A recent review commissioned by the Crawford Fund has found that investing in international agricultural research not only delivers obvious benefits to Australia’s partner countries, it contributes to influence, “soft power” and an enhanced international reputation for Australia as a serious and significant contributor to the international community, through willingly and freely sharing Australian intellectual property in agriculture.
The review considered the associated social, environmental, and diplomatic outcomes of international agricultural research for development (Ag4Dev) initiatives and related investments in capacity building. The resulting report, “The Benefits to Australia and to the Global Community from Investing in International Agricultural Research and Development” was produced by Alluvium International with Dr. Neil Byron, Dr. Jan Edwards, Mette Kirk, and Steve Charlton-Henderson.
The report was commissioned to extend the consideration of benefits beyond the economic returns that were studied in a sister report.
Despite the proof positive from benefit-cost analyses finding a ratio of 10:1 on investment, and the less quantifiable social, environmental, and diplomatic benefits in-country and to Australia of investing in international agricultural research for development (Ag4Dev), the proportion of Australia’s development-assistance budget receives is only around 2.5 percent. We firmly believe it is in Australia’s interests to increase the proportion of its development-assistance budget invested in Ag4Dev.

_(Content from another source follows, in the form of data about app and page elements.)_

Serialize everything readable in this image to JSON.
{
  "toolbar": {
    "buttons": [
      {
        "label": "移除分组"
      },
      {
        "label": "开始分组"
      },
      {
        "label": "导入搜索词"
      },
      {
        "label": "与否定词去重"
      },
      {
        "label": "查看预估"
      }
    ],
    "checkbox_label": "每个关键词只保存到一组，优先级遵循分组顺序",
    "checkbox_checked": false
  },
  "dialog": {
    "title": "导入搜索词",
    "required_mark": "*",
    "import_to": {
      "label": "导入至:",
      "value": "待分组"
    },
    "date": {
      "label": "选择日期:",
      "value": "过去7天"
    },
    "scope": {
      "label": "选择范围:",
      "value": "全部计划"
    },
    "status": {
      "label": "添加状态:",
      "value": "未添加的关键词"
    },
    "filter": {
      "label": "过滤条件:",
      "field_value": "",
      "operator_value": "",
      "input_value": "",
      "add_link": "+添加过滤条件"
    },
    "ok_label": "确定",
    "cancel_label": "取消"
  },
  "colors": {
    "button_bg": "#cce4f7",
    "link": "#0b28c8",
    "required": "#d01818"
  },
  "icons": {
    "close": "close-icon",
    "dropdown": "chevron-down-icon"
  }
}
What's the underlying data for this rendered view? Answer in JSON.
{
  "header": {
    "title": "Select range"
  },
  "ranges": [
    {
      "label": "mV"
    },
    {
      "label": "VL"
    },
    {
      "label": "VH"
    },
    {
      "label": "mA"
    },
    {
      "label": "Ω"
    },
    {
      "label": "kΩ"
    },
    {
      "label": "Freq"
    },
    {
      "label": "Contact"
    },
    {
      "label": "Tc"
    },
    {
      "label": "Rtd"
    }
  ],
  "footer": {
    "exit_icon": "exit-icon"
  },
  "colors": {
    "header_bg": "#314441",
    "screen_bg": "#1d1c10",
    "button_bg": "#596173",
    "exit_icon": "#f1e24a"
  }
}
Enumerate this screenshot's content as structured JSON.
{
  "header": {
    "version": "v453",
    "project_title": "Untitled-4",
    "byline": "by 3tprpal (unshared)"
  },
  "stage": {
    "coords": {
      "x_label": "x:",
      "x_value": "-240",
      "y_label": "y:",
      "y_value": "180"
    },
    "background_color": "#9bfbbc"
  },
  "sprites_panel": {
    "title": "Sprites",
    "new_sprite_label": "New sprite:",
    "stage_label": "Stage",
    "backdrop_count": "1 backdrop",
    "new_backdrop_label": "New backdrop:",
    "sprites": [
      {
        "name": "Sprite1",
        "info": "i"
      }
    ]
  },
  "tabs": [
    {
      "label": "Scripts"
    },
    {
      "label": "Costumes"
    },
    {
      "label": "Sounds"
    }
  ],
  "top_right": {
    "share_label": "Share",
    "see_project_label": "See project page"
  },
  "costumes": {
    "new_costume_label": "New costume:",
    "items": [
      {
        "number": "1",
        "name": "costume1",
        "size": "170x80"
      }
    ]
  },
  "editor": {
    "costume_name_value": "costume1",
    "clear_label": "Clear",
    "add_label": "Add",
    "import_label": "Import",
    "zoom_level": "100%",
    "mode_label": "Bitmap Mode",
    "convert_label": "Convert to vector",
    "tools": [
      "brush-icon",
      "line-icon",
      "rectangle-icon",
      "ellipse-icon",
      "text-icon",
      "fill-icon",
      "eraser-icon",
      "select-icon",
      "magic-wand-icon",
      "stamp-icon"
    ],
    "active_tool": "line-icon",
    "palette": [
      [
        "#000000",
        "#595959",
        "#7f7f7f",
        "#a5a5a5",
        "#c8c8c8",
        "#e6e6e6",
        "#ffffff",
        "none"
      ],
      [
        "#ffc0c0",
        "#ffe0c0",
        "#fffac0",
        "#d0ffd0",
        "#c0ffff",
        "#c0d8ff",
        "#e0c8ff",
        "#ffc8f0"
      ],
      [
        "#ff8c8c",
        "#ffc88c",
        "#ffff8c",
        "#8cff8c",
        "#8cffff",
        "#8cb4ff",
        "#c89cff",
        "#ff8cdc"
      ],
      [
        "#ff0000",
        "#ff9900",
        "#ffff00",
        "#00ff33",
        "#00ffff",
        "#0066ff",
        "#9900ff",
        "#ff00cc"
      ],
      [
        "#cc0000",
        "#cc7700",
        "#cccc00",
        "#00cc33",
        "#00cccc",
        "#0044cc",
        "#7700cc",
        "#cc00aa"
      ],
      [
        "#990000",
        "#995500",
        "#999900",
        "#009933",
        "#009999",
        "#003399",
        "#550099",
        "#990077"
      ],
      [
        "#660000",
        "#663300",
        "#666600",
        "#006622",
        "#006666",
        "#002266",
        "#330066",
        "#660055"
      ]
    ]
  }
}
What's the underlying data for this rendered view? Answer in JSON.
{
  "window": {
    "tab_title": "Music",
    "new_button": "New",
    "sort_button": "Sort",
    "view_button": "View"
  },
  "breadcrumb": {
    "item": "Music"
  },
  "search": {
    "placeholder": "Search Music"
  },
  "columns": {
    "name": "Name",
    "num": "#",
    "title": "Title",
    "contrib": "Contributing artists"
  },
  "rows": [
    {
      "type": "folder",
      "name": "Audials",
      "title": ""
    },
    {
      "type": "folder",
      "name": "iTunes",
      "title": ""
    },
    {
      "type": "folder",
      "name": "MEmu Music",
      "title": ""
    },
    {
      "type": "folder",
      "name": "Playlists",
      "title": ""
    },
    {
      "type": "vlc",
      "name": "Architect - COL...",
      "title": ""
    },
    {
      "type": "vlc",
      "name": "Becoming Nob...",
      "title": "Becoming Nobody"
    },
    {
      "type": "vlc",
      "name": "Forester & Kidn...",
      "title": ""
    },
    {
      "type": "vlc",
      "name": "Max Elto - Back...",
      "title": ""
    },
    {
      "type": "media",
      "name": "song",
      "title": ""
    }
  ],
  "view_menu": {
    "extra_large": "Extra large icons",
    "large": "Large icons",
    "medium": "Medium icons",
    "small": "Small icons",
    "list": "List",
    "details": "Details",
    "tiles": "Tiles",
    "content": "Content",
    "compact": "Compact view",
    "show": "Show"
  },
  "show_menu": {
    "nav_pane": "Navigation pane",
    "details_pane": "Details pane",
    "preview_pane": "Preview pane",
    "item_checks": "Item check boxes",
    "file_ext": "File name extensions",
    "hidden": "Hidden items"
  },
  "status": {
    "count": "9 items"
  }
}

The purpose of the review was to:
According to the authors, The Crawford Fund is already doing well, with very little, significantly enhancing:
This report noted numerous benefits to Australia from Ag4Dev in addition to the widely recognised benefits to partner countries. These include:
According to the report, an overarching finding from this review is the critical importance of mentoring to achieve sustainable and longer-term outcomes. This was highlighted by all interviewees as a core strength of the Crawford Fund, both in terms of the program delivery as well as in terms of the extensive resources and expertise available to the Fund through its wide network and alumni. Without exception, the interviewees expressed deep gratitude for the quality guidance and continued support offered by Crawford Fund mentors – where this support has lasted for many years for some participants.
The authors also noted several participants commented that the value of these networks and relationships lies in the diversity of people represented across different countries, professions, organisations, gender, age, and socio-economic backgrounds. The Crawford Fund programs literally break down barriers, and silos, and connect people across diverse backgrounds and perspectives. In a very practical sense, this allows for ‘cross pollination’ of knowledge and ideas on how to improve agricultural production and contribute to development goals.